(Excerpts from a dataset)
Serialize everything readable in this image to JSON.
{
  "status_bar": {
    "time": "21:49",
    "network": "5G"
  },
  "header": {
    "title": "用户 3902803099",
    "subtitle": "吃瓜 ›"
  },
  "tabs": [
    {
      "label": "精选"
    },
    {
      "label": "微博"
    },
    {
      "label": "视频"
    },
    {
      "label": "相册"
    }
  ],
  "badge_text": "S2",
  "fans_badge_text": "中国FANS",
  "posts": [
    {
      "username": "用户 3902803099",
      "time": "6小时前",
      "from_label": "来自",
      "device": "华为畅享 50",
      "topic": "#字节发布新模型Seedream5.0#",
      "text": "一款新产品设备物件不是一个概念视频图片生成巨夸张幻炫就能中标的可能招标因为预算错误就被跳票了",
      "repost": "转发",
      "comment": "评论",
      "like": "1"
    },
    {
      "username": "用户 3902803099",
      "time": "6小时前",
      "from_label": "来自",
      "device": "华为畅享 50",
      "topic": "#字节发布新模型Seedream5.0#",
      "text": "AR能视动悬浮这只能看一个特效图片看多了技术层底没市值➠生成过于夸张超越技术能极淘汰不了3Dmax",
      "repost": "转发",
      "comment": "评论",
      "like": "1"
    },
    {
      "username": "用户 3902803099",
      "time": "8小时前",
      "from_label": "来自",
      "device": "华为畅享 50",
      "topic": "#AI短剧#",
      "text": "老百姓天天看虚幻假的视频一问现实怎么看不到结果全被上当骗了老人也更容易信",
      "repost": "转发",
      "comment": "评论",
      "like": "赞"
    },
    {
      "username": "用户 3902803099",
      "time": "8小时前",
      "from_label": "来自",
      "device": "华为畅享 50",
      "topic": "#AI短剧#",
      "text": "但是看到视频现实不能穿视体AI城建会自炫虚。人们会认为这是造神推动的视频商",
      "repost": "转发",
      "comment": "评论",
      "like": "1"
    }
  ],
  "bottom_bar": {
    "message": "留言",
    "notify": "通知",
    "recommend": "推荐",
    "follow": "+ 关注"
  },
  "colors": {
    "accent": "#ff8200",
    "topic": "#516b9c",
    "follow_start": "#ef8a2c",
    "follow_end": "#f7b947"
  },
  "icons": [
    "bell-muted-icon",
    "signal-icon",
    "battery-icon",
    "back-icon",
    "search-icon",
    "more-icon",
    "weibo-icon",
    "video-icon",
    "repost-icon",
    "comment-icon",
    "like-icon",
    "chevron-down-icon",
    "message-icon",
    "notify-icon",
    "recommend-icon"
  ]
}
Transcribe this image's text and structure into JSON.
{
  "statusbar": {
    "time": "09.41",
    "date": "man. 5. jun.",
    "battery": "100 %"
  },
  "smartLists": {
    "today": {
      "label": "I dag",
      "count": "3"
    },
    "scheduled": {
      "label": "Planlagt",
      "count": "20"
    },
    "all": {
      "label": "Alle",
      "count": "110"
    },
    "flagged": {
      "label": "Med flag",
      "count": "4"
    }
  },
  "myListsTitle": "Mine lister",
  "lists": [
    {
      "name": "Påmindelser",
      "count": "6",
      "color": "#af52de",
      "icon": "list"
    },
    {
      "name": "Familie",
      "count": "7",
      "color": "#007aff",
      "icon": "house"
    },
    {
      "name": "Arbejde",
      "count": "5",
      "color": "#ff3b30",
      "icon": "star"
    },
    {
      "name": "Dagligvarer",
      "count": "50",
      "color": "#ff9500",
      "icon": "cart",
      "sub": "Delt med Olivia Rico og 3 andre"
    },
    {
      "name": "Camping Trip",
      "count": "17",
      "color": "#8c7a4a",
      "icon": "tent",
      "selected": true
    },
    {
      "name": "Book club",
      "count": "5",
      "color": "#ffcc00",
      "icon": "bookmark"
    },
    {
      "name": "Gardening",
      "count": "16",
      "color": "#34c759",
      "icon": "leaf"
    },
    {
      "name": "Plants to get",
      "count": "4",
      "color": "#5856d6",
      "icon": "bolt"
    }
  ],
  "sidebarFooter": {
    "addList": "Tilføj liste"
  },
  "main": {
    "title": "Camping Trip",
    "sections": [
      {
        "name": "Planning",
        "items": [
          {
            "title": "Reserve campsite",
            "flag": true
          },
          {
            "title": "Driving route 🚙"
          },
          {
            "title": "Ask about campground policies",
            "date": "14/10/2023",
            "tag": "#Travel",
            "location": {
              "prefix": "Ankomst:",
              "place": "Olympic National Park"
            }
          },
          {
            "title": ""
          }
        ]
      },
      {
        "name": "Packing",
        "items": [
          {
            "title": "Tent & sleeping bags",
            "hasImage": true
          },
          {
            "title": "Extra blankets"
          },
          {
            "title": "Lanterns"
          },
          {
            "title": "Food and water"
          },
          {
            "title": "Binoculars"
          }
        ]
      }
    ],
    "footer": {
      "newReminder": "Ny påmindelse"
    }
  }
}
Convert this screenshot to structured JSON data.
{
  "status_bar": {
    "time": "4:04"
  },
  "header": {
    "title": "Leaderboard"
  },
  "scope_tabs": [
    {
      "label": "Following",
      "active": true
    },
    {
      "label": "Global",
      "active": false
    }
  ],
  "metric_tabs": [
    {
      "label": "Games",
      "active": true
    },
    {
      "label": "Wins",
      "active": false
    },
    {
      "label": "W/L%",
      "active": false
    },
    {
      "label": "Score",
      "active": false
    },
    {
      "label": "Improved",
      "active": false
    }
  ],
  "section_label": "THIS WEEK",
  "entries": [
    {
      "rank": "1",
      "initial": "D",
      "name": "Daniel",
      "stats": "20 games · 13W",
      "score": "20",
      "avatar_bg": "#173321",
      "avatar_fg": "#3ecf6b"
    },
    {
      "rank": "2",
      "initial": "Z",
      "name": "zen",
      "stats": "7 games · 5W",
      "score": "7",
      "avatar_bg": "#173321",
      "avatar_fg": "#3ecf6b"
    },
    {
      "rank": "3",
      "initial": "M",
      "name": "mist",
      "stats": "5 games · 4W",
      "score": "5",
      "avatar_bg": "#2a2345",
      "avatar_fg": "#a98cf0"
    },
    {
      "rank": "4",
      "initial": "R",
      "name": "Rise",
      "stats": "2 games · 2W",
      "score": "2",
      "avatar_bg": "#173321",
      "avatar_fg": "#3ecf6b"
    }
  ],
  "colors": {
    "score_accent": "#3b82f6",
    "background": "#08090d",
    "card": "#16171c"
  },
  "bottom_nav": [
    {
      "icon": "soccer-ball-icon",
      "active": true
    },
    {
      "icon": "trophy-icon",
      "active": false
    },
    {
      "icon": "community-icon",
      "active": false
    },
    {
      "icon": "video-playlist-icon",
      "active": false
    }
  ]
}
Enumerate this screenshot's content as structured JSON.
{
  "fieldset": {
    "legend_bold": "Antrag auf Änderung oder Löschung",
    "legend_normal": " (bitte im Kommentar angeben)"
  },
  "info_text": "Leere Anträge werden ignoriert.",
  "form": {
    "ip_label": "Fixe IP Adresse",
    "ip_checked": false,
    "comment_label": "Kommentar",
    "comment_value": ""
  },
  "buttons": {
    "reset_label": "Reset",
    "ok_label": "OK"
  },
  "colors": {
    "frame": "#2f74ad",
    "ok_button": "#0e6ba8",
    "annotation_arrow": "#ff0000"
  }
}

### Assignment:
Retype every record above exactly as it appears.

### Exercise response:
Serialize everything readable in this image to JSON.
{
  "status_bar": {
    "time": "21:49",
    "network": "5G"
  },
  "header": {
    "title": "用户 3902803099",
    "subtitle": "吃瓜 ›"
  },
  "tabs": [
    {
      "label": "精选"
    },
    {
      "label": "微博"
    },
    {
      "label": "视频"
    },
    {
      "label": "相册"
    }
  ],
  "badge_text": "S2",
  "fans_badge_text": "中国FANS",
  "posts": [
    {
      "username": "用户 3902803099",
      "time": "6小时前",
      "from_label": "来自",
      "device": "华为畅享 50",
      "topic": "#字节发布新模型Seedream5.0#",
      "text": "一款新产品设备物件不是一个概念视频图片生成巨夸张幻炫就能中标的可能招标因为预算错误就被跳票了",
      "repost": "转发",
      "comment": "评论",
      "like": "1"
    },
    {
      "username": "用户 3902803099",
      "time": "6小时前",
      "from_label": "来自",
      "device": "华为畅享 50",
      "topic": "#字节发布新模型Seedream5.0#",
      "text": "AR能视动悬浮这只能看一个特效图片看多了技术层底没市值➠生成过于夸张超越技术能极淘汰不了3Dmax",
      "repost": "转发",
      "comment": "评论",
      "like": "1"
    },
    {
      "username": "用户 3902803099",
      "time": "8小时前",
      "from_label": "来自",
      "device": "华为畅享 50",
      "topic": "#AI短剧#",
      "text": "老百姓天天看虚幻假的视频一问现实怎么看不到结果全被上当骗了老人也更容易信",
      "repost": "转发",
      "comment": "评论",
      "like": "赞"
    },
    {
      "username": "用户 3902803099",
      "time": "8小时前",
      "from_label": "来自",
      "device": "华为畅享 50",
      "topic": "#AI短剧#",
      "text": "但是看到视频现实不能穿视体AI城建会自炫虚。人们会认为这是造神推动的视频商",
      "repost": "转发",
      "comment": "评论",
      "like": "1"
    }
  ],
  "bottom_bar": {
    "message": "留言",
    "notify": "通知",
    "recommend": "推荐",
    "follow": "+ 关注"
  },
  "colors": {
    "accent": "#ff8200",
    "topic": "#516b9c",
    "follow_start": "#ef8a2c",
    "follow_end": "#f7b947"
  },
  "icons": [
    "bell-muted-icon",
    "signal-icon",
    "battery-icon",
    "back-icon",
    "search-icon",
    "more-icon",
    "weibo-icon",
    "video-icon",
    "repost-icon",
    "comment-icon",
    "like-icon",
    "chevron-down-icon",
    "message-icon",
    "notify-icon",
    "recommend-icon"
  ]
}
Transcribe this image's text and structure into JSON.
{
  "statusbar": {
    "time": "09.41",
    "date": "man. 5. jun.",
    "battery": "100 %"
  },
  "smartLists": {
    "today": {
      "label": "I dag",
      "count": "3"
    },
    "scheduled": {
      "label": "Planlagt",
      "count": "20"
    },
    "all": {
      "label": "Alle",
      "count": "110"
    },
    "flagged": {
      "label": "Med flag",
      "count": "4"
    }
  },
  "myListsTitle": "Mine lister",
  "lists": [
    {
      "name": "Påmindelser",
      "count": "6",
      "color": "#af52de",
      "icon": "list"
    },
    {
      "name": "Familie",
      "count": "7",
      "color": "#007aff",
      "icon": "house"
    },
    {
      "name": "Arbejde",
      "count": "5",
      "color": "#ff3b30",
      "icon": "star"
    },
    {
      "name": "Dagligvarer",
      "count": "50",
      "color": "#ff9500",
      "icon": "cart",
      "sub": "Delt med Olivia Rico og 3 andre"
    },
    {
      "name": "Camping Trip",
      "count": "17",
      "color": "#8c7a4a",
      "icon": "tent",
      "selected": true
    },
    {
      "name": "Book club",
      "count": "5",
      "color": "#ffcc00",
      "icon": "bookmark"
    },
    {
      "name": "Gardening",
      "count": "16",
      "color": "#34c759",
      "icon": "leaf"
    },
    {
      "name": "Plants to get",
      "count": "4",
      "color": "#5856d6",
      "icon": "bolt"
    }
  ],
  "sidebarFooter": {
    "addList": "Tilføj liste"
  },
  "main": {
    "title": "Camping Trip",
    "sections": [
      {
        "name": "Planning",
        "items": [
          {
            "title": "Reserve campsite",
            "flag": true
          },
          {
            "title": "Driving route 🚙"
          },
          {
            "title": "Ask about campground policies",
            "date": "14/10/2023",
            "tag": "#Travel",
            "location": {
              "prefix": "Ankomst:",
              "place": "Olympic National Park"
            }
          },
          {
            "title": ""
          }
        ]
      },
      {
        "name": "Packing",
        "items": [
          {
            "title": "Tent & sleeping bags",
            "hasImage": true
          },
          {
            "title": "Extra blankets"
          },
          {
            "title": "Lanterns"
          },
          {
            "title": "Food and water"
          },
          {
            "title": "Binoculars"
          }
        ]
      }
    ],
    "footer": {
      "newReminder": "Ny påmindelse"
    }
  }
}
Convert this screenshot to structured JSON data.
{
  "status_bar": {
    "time": "4:04"
  },
  "header": {
    "title": "Leaderboard"
  },
  "scope_tabs": [
    {
      "label": "Following",
      "active": true
    },
    {
      "label": "Global",
      "active": false
    }
  ],
  "metric_tabs": [
    {
      "label": "Games",
      "active": true
    },
    {
      "label": "Wins",
      "active": false
    },
    {
      "label": "W/L%",
      "active": false
    },
    {
      "label": "Score",
      "active": false
    },
    {
      "label": "Improved",
      "active": false
    }
  ],
  "section_label": "THIS WEEK",
  "entries": [
    {
      "rank": "1",
      "initial": "D",
      "name": "Daniel",
      "stats": "20 games · 13W",
      "score": "20",
      "avatar_bg": "#173321",
      "avatar_fg": "#3ecf6b"
    },
    {
      "rank": "2",
      "initial": "Z",
      "name": "zen",
      "stats": "7 games · 5W",
      "score": "7",
      "avatar_bg": "#173321",
      "avatar_fg": "#3ecf6b"
    },
    {
      "rank": "3",
      "initial": "M",
      "name": "mist",
      "stats": "5 games · 4W",
      "score": "5",
      "avatar_bg": "#2a2345",
      "avatar_fg": "#a98cf0"
    },
    {
      "rank": "4",
      "initial": "R",
      "name": "Rise",
      "stats": "2 games · 2W",
      "score": "2",
      "avatar_bg": "#173321",
      "avatar_fg": "#3ecf6b"
    }
  ],
  "colors": {
    "score_accent": "#3b82f6",
    "background": "#08090d",
    "card": "#16171c"
  },
  "bottom_nav": [
    {
      "icon": "soccer-ball-icon",
      "active": true
    },
    {
      "icon": "trophy-icon",
      "active": false
    },
    {
      "icon": "community-icon",
      "active": false
    },
    {
      "icon": "video-playlist-icon",
      "active": false
    }
  ]
}
Enumerate this screenshot's content as structured JSON.
{
  "fieldset": {
    "legend_bold": "Antrag auf Änderung oder Löschung",
    "legend_normal": " (bitte im Kommentar angeben)"
  },
  "info_text": "Leere Anträge werden ignoriert.",
  "form": {
    "ip_label": "Fixe IP Adresse",
    "ip_checked": false,
    "comment_label": "Kommentar",
    "comment_value": ""
  },
  "buttons": {
    "reset_label": "Reset",
    "ok_label": "OK"
  },
  "colors": {
    "frame": "#2f74ad",
    "ok_button": "#0e6ba8",
    "annotation_arrow": "#ff0000"
  }
}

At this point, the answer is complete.